(Stored records)
# # # # # # #

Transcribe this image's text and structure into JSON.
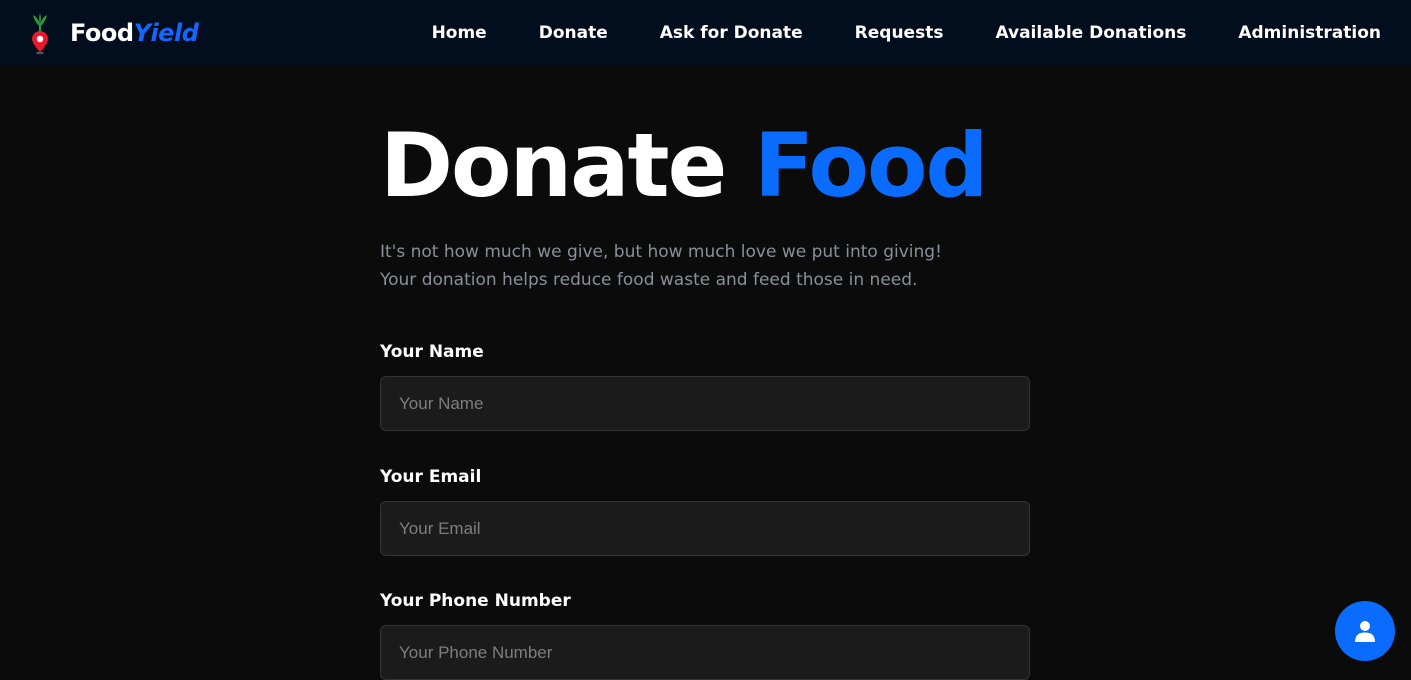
{
  "brand": {
    "name_part1": "Food",
    "name_part2": "Yield",
    "icon": "map-pin-plant-icon",
    "accent_color": "#1565ff"
  },
  "nav": {
    "items": [
      {
        "label": "Home"
      },
      {
        "label": "Donate"
      },
      {
        "label": "Ask for Donate"
      },
      {
        "label": "Requests"
      },
      {
        "label": "Available Donations"
      },
      {
        "label": "Administration"
      }
    ]
  },
  "hero": {
    "title_part1": "Donate",
    "title_part2": "Food",
    "subtitle_line1": "It's not how much we give, but how much love we put into giving!",
    "subtitle_line2": "Your donation helps reduce food waste and feed those in need."
  },
  "form": {
    "name": {
      "label": "Your Name",
      "placeholder": "Your Name",
      "value": ""
    },
    "email": {
      "label": "Your Email",
      "placeholder": "Your Email",
      "value": ""
    },
    "phone": {
      "label": "Your Phone Number",
      "placeholder": "Your Phone Number",
      "value": ""
    }
  },
  "fab": {
    "icon": "user-icon",
    "color": "#0a6bff"
  }
}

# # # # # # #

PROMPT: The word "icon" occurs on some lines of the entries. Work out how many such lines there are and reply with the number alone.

WRITTEN ANSWER: 2